Rumpus: Was there anything that inspired The Wilderness as a whole?

Timmins: Well, there’s the song, “Angel in the Wilderness,” and there’s probably a few references scattered through the rest of the songs. [They] were heavily influenced by the book Gilead by Marilynne Robinson. I was reading that book and started writing the record a couple years ago.

Rumpus: I know you’ve said you need to write in solitude, and I imagine with three kids, it’s difficult to do that. Do you write every day?

Timmins: No, I don’t have the space. I don’t have the physical space or the brain-space. Part of being in a band these days is that there’s so much more to do these days than write. If I could just be a songwriter and make a living at that, that’d be great.  But there’s so much business to take care of, and even touring takes up a ton of emotional energy and space, and then being a father too.  I don’t have time to do that, unfortunately. I try to collect thoughts as they come to me, and then when I get opportunities, I try to clump together a few days at a time where I can go away and just focus on writing.

Rumpus: Have you ever written fiction?

Timmins: Not really, no. I’ve written a lot of poetry, but that’s kind of an extension of the songwriting process.

Rumpus: One thing I’ve wondered about for a long time, knowing that you write the songs while I listen to Margo singing them, is how you go about writing —  I don’t want to say ‘from a woman’s perspective’ — but I never feel like, ‘ugh, this is a dude writing a song for a chick to sing.’  I really hear this in songs like “‘Cause Cheap Is How I Feel.”

Timmins: Right, that’s good. My theory behind that is that if you write a good song, and you write a song from an honest point of view, it can be sung from a female or a male perspective. If it’s truly on and it’s truly emotionally honest, and you strip away any of the clichés, and you strip away any of the stuff that has attached itself to not just songwriting but writing in general. So that’s my theory about that, that if it’s stripped-down enough, and it’s sincerely honest, it doesn’t matter. I think that song can be sung from a male point of view as well. It just happened Margo was singing it. We have a few songs like that that could be going in either direction.
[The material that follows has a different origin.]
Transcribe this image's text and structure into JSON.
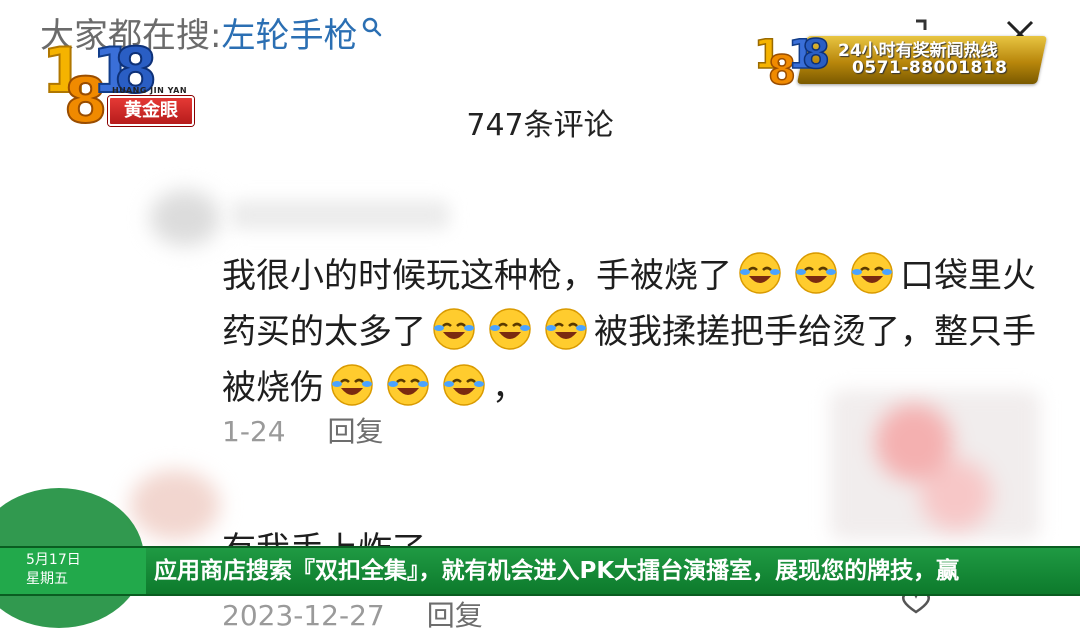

Rumpus: Can you tell me more about the book that’s coming out?

Timmins: The last part of the series is a book that’s being put together by a well-known painter down here. He also has a small publishing arm that he creates art books out of, and he’s creating a book around the Nomad Series and the ephemera that makes up a recording, whether [it’s] photos, lyrics.  The records will come with the books as well, so that’s another perspective.


Erin Lyndal Martin is a creative writer, music journalist, and artist. Her work has recently appeared in Salon, No Depression, Gigantic Sequins, and Yalobusha Review. More from this author →